No activity within 1800 seconds; please log in again

1800 seconds is such a long time, right?

  1. It’s 30 minutes.
  2. It’s 0.5 hours.
  3. It’s 0.0208333333 days.
  4. It’s also 5.70397764 × 10-5 years.

And it’s not long enough for me. phpMyAdmin logs you out after 1800 seconds, obviously for security reasons. That’s fine if there are other people about, if I was in an office with people coming and going, but I work from home. All I see for most of the day is my family, the radio, my messy desk, computers, and the view out the window. Time to figure out how to make that 1800 second limit a little longer or remove it altogether.

After a little digging, I discovered that extending the time limit to a day is actually quite easy. Open your phpMyAdmin’s config.inc.php and search for or add the following line:

$cfg['LoginCookieValidity'] = 86400;

Refresh your logged out phpMyAdmin and presuming you haven’t left it idle for 24 hours, you’ll be logged in again!

If the time limit really bugs you, you need http authentication. Look for the “auth_type” line in the config.inc.php and change that to “http”. phpMyAdmin won’t log you out as long as your browser is open. Perfect!

If you’re concerned about sending your MySQL username and password in the clear each time you make a request to phpMyAdmin you can either use SSL or try the “config” auth_type. Make sure you fill in the username and password fields in the config file, and secure the phpMyAdmin directory with a htpasswd file.

Cannot load mysql extension. Please check your PHP configuration.

A friend recently had a problem configuring a new server. He installed PHP, Apache, MySQL and phpMyAdmin but when he launched it he got the following error:

phpMyAdmin – Error
Cannot load mysql extension. Please check your PHP configuration.

If you’ve installed all of the above more than once you’ll know what is more than likely wrong. The MySQL PHP module isn’t loaded. First of all, you must find your php.ini. It could be anywhere but if you create a small php file with the phpinfo(); command it will tell you where it is. Common places include /etc/apache/, /etc/php4/apache2/php.ini, /etc/php5/apache2/php.ini or even /usr/local/lib/php.ini

Edit your server’s php.ini and look for the following line.
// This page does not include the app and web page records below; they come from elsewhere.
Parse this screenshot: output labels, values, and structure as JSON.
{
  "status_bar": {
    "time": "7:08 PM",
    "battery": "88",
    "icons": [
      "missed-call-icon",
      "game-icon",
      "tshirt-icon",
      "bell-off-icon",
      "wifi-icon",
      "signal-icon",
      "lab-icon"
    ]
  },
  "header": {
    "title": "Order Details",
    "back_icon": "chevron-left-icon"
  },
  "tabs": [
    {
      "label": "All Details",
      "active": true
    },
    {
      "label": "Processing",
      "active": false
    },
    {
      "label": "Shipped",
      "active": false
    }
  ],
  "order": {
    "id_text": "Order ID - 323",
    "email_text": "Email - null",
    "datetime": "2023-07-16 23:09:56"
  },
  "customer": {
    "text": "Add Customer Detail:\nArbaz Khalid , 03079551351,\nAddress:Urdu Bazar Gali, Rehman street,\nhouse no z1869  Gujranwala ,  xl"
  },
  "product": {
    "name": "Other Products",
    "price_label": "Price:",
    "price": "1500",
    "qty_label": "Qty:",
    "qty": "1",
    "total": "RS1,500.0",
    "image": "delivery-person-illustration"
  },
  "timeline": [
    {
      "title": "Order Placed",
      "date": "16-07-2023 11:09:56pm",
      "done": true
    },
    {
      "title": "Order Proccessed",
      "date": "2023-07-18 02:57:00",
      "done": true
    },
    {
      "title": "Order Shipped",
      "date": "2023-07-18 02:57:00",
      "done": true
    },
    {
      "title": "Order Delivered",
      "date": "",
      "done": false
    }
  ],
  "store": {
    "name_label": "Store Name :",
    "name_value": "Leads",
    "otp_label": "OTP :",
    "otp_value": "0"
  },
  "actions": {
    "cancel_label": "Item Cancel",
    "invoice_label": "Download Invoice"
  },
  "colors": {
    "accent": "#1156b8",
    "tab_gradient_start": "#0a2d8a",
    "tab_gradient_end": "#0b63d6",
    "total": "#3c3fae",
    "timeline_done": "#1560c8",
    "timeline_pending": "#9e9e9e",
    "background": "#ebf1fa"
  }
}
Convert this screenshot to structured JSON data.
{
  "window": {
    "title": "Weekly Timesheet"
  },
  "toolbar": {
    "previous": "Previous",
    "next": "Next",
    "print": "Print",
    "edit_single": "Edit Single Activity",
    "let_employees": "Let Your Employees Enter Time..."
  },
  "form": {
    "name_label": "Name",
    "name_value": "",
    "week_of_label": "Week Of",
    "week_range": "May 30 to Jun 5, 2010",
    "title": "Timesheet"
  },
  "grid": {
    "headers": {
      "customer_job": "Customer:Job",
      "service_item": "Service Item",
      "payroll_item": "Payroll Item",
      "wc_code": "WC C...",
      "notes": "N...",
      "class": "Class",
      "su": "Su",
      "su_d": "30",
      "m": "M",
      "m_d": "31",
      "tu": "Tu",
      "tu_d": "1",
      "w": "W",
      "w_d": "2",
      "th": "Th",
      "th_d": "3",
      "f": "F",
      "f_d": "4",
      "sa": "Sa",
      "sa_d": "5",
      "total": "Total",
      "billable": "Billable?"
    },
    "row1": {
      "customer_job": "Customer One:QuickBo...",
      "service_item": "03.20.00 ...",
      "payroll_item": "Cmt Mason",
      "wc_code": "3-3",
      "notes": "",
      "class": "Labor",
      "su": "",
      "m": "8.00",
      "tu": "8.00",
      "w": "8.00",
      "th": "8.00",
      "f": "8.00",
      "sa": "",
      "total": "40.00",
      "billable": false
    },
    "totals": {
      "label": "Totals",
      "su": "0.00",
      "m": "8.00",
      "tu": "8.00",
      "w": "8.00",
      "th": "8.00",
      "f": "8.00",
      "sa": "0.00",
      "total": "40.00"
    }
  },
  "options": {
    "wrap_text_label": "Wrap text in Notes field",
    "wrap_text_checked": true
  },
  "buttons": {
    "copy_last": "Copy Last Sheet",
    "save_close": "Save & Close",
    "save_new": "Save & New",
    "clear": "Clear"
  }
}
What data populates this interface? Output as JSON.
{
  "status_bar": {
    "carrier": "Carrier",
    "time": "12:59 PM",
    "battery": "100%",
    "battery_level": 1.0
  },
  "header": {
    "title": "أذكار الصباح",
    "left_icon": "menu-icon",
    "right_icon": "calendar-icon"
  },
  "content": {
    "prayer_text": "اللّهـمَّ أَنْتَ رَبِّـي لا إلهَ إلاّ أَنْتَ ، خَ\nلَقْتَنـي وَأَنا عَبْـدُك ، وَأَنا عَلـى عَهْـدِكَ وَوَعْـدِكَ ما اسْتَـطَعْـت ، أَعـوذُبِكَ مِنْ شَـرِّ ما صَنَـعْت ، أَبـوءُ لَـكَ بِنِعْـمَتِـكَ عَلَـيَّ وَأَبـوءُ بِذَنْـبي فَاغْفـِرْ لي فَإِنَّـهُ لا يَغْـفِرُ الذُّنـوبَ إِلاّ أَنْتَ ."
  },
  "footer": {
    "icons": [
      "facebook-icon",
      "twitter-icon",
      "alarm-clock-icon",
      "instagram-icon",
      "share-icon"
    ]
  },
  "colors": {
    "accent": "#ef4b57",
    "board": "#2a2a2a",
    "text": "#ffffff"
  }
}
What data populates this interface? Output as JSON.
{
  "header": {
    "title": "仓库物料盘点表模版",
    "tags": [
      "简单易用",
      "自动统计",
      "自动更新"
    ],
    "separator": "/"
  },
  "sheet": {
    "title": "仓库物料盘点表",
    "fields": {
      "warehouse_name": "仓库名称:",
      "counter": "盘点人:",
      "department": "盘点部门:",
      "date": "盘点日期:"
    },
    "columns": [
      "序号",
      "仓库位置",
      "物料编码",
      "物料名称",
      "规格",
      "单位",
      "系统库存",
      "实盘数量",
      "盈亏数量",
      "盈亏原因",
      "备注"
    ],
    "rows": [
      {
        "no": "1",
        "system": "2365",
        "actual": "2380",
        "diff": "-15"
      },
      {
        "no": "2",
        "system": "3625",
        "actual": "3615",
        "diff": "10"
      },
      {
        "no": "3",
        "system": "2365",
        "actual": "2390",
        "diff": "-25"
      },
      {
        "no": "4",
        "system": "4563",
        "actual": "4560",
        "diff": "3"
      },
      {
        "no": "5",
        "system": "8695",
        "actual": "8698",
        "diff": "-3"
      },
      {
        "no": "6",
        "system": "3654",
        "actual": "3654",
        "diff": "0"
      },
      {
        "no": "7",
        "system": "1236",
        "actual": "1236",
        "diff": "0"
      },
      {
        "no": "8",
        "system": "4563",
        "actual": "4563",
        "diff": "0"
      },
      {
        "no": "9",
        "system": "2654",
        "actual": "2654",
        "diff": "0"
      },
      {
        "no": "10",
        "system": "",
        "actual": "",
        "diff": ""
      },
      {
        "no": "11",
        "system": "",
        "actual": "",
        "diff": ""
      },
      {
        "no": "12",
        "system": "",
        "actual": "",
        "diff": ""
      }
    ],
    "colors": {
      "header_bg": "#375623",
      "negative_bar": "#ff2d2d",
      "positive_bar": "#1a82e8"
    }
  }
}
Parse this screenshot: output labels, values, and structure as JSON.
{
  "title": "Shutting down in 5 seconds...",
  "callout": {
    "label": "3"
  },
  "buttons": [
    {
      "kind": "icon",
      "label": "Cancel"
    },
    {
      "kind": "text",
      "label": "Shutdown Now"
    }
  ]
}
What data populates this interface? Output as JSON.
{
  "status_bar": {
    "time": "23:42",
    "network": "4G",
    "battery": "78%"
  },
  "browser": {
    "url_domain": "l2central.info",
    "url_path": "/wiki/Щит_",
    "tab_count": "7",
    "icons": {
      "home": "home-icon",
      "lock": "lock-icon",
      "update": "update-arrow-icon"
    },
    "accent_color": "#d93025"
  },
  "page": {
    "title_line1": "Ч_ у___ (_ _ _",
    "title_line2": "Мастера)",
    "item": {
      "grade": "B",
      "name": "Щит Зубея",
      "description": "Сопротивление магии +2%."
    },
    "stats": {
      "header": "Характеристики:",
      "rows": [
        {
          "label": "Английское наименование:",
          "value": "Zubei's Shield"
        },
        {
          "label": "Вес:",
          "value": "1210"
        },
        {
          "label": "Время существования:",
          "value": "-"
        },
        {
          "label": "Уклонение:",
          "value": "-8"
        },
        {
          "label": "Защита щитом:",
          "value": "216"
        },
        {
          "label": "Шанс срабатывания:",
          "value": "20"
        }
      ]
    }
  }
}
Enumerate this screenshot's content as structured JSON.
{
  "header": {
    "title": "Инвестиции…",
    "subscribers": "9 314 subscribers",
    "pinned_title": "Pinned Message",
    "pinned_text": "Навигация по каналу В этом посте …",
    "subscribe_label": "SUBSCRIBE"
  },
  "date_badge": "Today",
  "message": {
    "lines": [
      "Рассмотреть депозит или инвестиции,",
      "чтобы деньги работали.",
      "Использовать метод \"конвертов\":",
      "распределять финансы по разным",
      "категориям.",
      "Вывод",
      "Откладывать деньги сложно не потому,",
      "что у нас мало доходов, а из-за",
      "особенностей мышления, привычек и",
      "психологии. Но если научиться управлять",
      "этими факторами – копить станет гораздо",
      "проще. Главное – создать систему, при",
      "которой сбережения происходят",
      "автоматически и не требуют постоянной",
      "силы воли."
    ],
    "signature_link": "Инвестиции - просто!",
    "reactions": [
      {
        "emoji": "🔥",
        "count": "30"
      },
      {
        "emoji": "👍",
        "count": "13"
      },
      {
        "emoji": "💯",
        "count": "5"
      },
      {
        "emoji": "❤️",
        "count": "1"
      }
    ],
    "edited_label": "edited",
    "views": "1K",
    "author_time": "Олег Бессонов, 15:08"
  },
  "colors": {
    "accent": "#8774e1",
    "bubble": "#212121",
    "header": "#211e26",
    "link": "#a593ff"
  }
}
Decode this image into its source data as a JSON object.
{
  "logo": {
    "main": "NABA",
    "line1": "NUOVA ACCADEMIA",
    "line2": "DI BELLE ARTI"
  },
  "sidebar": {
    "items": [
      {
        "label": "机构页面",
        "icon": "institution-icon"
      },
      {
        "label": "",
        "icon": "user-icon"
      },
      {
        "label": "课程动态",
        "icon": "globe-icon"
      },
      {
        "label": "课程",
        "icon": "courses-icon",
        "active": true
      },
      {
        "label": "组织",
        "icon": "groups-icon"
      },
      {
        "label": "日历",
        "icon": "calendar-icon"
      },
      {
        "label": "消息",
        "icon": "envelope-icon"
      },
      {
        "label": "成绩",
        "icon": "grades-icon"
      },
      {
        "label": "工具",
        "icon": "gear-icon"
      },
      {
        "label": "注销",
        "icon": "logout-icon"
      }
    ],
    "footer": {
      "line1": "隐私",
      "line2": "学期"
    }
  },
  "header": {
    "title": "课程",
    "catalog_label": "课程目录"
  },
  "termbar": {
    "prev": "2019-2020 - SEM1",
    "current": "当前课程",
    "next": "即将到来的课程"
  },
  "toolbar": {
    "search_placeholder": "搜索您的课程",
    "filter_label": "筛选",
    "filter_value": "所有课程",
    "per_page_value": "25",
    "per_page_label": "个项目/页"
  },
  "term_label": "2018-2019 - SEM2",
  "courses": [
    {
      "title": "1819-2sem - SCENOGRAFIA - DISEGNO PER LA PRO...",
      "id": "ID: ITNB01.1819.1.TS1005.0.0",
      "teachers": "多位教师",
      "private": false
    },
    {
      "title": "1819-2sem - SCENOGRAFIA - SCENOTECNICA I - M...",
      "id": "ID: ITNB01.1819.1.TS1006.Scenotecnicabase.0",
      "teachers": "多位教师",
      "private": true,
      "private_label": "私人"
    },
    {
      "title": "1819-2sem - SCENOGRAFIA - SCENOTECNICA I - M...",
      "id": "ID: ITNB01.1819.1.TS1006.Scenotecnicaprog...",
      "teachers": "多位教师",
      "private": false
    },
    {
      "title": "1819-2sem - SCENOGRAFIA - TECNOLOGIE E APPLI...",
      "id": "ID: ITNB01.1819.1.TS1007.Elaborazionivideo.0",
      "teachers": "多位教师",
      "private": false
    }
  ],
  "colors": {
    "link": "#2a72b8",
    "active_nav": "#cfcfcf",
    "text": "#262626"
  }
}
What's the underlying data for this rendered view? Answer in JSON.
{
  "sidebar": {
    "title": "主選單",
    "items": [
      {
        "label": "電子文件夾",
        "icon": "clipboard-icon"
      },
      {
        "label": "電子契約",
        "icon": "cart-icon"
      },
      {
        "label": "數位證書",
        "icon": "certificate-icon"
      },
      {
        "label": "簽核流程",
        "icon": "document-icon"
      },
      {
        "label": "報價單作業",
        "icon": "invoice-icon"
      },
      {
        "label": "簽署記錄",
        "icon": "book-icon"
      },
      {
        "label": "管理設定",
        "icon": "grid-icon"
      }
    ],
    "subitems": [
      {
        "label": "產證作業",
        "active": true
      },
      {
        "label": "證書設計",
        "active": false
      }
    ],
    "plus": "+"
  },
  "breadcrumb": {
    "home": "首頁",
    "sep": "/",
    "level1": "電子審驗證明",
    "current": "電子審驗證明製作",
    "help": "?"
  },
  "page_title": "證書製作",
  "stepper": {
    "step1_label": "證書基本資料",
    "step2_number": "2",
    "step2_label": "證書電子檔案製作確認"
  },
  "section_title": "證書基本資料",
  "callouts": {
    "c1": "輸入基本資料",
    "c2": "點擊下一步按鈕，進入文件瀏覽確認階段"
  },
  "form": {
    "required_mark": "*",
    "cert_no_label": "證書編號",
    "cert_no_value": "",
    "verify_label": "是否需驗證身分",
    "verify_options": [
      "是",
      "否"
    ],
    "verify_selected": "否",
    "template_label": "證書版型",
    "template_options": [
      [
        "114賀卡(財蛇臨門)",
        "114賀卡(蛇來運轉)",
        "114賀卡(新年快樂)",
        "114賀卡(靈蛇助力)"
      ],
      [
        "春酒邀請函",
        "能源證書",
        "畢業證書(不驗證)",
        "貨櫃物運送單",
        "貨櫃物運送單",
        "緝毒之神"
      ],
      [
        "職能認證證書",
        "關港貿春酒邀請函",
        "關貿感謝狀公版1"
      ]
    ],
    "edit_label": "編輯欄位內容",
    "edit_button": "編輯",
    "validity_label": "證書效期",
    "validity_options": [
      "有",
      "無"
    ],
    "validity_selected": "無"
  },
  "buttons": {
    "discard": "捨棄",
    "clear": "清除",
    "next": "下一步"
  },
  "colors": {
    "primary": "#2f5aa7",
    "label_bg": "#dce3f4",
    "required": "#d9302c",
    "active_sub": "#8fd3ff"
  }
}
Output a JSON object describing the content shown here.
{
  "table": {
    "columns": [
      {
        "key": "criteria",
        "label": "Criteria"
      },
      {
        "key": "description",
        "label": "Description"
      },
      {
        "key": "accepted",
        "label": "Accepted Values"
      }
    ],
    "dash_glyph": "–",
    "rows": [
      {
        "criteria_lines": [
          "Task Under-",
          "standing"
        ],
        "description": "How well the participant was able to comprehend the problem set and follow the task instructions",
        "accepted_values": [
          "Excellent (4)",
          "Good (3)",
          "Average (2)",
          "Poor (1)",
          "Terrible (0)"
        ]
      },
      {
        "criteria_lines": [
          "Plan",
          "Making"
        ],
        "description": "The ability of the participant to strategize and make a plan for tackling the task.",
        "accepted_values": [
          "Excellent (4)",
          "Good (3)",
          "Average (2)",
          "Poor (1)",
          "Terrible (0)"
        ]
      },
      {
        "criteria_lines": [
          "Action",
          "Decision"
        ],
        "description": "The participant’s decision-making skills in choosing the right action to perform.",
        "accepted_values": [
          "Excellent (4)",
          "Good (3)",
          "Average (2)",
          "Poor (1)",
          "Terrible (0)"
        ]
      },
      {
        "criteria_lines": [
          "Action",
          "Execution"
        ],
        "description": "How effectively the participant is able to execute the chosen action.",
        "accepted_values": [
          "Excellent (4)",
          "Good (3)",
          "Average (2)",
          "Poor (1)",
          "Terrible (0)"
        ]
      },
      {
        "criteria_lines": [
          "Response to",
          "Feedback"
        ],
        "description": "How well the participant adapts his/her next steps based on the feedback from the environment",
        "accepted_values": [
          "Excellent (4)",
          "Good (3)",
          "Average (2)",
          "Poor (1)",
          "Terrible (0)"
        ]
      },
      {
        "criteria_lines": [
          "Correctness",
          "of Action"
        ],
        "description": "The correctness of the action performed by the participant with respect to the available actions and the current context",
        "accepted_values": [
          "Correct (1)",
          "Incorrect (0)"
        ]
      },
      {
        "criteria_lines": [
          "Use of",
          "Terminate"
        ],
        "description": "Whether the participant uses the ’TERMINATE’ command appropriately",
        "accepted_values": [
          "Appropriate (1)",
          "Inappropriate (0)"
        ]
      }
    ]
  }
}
Remove the ‘;’ from the start of the line and restart Apache. Things should work fine now!

;extension=mysql.so

should become

extension=mysql.so